Lines from the entries below that hold "screenshot" form the answer; copy all of them.

Raw data below:

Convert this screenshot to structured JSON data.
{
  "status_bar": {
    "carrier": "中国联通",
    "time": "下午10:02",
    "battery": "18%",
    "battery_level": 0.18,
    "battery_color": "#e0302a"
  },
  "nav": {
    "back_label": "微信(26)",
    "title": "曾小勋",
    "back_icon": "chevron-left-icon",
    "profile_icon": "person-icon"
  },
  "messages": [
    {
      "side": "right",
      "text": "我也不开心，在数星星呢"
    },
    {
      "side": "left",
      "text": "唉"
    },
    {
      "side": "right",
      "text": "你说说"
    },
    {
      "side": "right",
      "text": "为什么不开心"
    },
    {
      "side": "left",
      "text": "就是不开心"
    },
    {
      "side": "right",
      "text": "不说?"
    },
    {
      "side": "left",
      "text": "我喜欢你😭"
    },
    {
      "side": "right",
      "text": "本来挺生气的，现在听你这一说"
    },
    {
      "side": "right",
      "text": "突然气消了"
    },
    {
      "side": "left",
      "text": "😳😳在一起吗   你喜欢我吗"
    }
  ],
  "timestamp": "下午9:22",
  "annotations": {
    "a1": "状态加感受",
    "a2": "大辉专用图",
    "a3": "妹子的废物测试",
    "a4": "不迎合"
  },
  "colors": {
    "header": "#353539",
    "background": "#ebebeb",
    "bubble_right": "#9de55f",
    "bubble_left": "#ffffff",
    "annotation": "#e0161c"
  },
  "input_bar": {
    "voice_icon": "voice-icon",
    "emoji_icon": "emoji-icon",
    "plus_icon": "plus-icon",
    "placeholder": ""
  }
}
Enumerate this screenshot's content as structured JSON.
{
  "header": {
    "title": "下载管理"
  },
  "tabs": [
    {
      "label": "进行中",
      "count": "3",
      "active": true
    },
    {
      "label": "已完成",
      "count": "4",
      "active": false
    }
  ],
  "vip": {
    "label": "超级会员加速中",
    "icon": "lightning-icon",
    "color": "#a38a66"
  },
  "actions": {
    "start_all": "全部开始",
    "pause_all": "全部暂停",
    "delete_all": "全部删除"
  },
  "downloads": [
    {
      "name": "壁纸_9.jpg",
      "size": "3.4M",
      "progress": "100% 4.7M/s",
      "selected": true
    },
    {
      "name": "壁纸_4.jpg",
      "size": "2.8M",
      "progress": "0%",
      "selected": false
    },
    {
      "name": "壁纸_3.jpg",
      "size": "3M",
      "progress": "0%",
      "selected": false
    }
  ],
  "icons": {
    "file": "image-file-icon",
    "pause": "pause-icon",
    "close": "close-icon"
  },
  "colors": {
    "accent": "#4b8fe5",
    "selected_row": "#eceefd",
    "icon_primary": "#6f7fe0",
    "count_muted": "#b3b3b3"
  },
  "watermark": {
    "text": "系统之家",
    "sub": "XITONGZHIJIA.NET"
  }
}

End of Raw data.

**Answer to the exercise**
Convert this screenshot to structured JSON data.
Enumerate this screenshot's content as structured JSON.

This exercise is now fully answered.